> Goal of the exercise
Check every line below, and copy those that include "control".

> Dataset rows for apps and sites
• • •

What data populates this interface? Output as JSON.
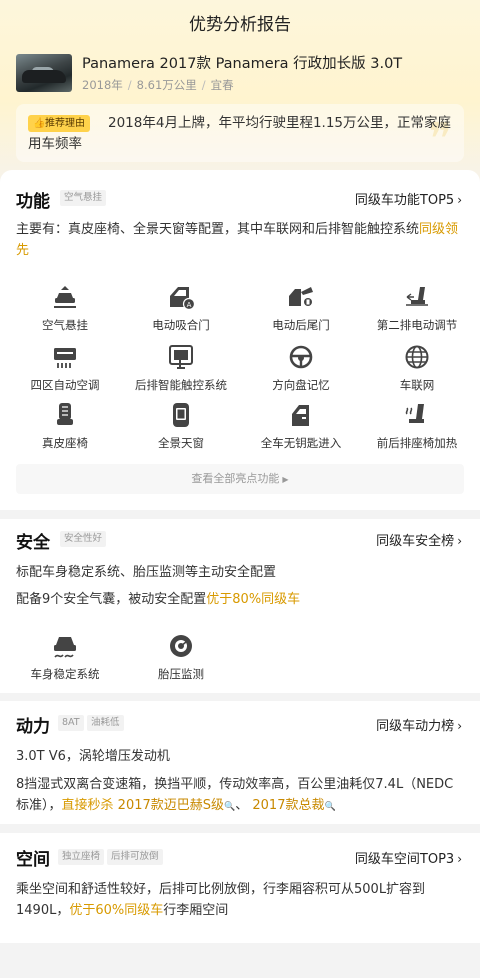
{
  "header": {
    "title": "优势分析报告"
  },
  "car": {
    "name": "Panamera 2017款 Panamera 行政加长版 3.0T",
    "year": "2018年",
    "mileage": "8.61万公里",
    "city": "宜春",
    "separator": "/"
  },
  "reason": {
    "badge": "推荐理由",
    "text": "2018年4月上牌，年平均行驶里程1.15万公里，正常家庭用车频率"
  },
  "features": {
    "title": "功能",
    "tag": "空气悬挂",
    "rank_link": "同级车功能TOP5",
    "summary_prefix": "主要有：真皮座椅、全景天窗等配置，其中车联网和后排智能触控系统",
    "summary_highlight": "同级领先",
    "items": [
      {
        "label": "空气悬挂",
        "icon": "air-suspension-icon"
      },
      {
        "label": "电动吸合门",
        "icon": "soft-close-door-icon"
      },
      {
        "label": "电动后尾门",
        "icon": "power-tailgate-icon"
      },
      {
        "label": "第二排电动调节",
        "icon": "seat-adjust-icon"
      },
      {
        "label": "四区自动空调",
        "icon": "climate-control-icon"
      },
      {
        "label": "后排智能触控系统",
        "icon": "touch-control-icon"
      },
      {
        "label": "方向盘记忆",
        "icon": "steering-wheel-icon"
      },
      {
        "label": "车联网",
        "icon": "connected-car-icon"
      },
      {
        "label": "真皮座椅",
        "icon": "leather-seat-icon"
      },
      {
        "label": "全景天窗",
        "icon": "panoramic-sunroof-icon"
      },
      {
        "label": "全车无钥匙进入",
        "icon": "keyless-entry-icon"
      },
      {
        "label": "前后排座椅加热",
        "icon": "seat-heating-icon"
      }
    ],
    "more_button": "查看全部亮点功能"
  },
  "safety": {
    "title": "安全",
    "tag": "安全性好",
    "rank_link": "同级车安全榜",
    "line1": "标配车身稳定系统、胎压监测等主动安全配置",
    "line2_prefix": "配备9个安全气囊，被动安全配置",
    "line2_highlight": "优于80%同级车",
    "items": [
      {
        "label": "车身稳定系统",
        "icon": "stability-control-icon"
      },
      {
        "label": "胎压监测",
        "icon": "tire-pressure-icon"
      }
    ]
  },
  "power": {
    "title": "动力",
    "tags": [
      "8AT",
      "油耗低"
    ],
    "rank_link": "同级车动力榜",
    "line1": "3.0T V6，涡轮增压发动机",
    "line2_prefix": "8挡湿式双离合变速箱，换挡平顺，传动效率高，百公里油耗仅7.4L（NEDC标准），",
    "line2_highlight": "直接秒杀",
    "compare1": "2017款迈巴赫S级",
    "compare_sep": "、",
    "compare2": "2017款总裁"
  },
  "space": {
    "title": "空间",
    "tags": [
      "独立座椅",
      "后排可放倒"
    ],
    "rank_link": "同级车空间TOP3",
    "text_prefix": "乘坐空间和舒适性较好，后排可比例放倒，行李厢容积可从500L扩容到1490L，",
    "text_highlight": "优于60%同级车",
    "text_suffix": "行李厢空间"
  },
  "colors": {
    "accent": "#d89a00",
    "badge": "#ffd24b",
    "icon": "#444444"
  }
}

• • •

> Problem solution
        "icon": "climate-control-icon"
        "icon": "touch-control-icon"
        "icon": "stability-control-icon"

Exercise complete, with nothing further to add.